The goal should not be to balance, but to ‘synthesize’.

It is via blogging you can:

  • Receive your clients’ and prospects’ feedback and turn it into an effective blog post citing the key concerns faced by them in the industry – and how you as a company (sales representative) solved it for them. That way, you can generate real-time insights on what’s happening in your industry and start to create a voice of yourself in your field. Either you write in your company blog or you can create your own blog and share your thoughts on key topics in your industry and ask your customers to contribute with their perspectives to create an engaging community.
  • Have your own voice in the noise of me-too people and start to make a difference with your blog posts.
  • Potentially win more customers with more of a ‘herd strategy’ – when you start to earn trust of your community, you eventually receive more business from the people who already start to consider you a helpful salesperson.
  • Show up. And keep showing up. Well, in all honestly, in this inconsistent world of do-it-when-you-feel-like people who create content and forget about it for a few months, then start writing again, people who actually promise on what they deliver – be it writing one post per week, or two, or three, the one who is consistent enough on his/her commitment actually garners attention – earn trust from their audience.
  • Compartmentalize your professional life with effective time management. As a salesperson and a writer, you are fulfilling two roles. And both require some incredible amount of stamina and streamlining; you will respect deadlines and work to reach them in every possible way. Now isn’t that reflecting discipline?

As far as the foreseeable future is concerned, sales will evolve more and more as more of a marketing role – there might just be a be a new title that strings the two roles via a thread of problem solving for the customer.

Just as how Ann Handley is the world’s chief content officer of MarketingProfs, sales will see a new amalgamation of content and marketing, and become a role that would encapsulate thought leadership and industry’s social triggers – full swing!

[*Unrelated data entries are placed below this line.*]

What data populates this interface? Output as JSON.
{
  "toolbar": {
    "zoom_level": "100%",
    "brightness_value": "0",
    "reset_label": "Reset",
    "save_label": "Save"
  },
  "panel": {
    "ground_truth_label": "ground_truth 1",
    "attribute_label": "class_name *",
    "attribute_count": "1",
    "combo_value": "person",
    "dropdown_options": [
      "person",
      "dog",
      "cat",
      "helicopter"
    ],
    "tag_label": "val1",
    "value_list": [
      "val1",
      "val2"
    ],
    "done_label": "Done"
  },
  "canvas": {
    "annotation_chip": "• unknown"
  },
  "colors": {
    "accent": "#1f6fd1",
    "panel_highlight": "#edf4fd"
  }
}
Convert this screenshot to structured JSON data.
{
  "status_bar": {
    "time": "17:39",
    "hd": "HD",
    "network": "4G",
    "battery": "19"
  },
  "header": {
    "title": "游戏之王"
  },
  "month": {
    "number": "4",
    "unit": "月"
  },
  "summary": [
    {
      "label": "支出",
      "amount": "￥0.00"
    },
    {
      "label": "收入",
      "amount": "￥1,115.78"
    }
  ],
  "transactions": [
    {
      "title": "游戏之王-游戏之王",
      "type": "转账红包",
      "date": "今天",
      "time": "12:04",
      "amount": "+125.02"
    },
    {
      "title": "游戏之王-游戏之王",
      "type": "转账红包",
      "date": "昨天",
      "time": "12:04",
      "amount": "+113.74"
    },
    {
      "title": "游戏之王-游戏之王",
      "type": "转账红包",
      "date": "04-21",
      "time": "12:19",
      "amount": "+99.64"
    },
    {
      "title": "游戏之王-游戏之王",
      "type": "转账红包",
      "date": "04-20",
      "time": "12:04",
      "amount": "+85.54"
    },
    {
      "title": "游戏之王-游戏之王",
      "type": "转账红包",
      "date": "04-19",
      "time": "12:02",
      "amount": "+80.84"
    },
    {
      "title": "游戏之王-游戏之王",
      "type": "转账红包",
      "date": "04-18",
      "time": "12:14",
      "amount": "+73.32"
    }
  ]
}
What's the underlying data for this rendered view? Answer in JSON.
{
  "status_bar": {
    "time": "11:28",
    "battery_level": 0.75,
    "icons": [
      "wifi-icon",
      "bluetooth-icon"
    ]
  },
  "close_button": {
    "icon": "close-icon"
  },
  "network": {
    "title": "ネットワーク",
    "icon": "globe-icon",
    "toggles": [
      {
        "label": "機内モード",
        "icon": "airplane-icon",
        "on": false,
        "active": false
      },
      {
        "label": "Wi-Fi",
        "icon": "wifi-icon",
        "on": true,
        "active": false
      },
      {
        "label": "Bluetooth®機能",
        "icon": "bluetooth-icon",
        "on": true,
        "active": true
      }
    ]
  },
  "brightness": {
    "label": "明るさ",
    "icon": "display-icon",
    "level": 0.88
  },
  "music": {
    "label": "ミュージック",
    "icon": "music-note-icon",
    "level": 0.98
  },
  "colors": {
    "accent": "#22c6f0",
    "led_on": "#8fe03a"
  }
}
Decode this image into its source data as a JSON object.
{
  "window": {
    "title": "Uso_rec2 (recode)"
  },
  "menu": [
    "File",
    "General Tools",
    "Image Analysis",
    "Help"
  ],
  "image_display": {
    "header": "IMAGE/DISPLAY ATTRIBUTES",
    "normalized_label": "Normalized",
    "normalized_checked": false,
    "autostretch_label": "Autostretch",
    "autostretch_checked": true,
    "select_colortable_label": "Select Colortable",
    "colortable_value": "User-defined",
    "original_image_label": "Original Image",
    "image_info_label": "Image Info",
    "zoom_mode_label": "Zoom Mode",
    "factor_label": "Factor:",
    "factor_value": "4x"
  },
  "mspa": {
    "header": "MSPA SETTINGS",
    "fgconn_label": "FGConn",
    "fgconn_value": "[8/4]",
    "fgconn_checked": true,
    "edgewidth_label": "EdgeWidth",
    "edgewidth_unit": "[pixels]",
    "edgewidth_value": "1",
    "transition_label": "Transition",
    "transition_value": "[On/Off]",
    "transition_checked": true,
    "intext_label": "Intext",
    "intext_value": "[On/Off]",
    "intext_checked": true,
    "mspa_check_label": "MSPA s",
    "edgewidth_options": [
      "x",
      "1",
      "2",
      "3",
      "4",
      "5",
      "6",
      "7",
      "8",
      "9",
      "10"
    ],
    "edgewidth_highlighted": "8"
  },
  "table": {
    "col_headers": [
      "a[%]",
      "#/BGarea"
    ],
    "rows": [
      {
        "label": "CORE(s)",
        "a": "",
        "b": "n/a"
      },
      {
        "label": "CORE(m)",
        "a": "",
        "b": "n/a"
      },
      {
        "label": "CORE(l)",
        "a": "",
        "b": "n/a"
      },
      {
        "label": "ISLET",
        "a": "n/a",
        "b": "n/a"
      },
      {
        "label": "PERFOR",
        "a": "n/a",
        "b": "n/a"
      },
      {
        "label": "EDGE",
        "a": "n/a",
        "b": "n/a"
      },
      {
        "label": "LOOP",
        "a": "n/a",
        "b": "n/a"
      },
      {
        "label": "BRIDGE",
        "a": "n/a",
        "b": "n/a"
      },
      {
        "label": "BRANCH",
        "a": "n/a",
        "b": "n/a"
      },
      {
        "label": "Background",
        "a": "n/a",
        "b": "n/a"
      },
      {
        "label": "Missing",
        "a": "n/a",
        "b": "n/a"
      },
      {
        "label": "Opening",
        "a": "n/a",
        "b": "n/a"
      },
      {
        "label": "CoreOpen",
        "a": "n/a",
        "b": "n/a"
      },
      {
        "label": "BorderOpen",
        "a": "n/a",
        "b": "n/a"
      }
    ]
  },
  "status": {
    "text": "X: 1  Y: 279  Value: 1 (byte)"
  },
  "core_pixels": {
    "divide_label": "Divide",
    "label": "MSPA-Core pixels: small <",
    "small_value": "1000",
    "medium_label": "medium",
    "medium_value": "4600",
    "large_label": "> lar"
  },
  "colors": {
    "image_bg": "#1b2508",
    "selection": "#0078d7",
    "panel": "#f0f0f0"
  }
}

So stays tuned until then – and start your blog, now!

Image courtesy of Stuart Miles.at FreeDigitalPhotos.net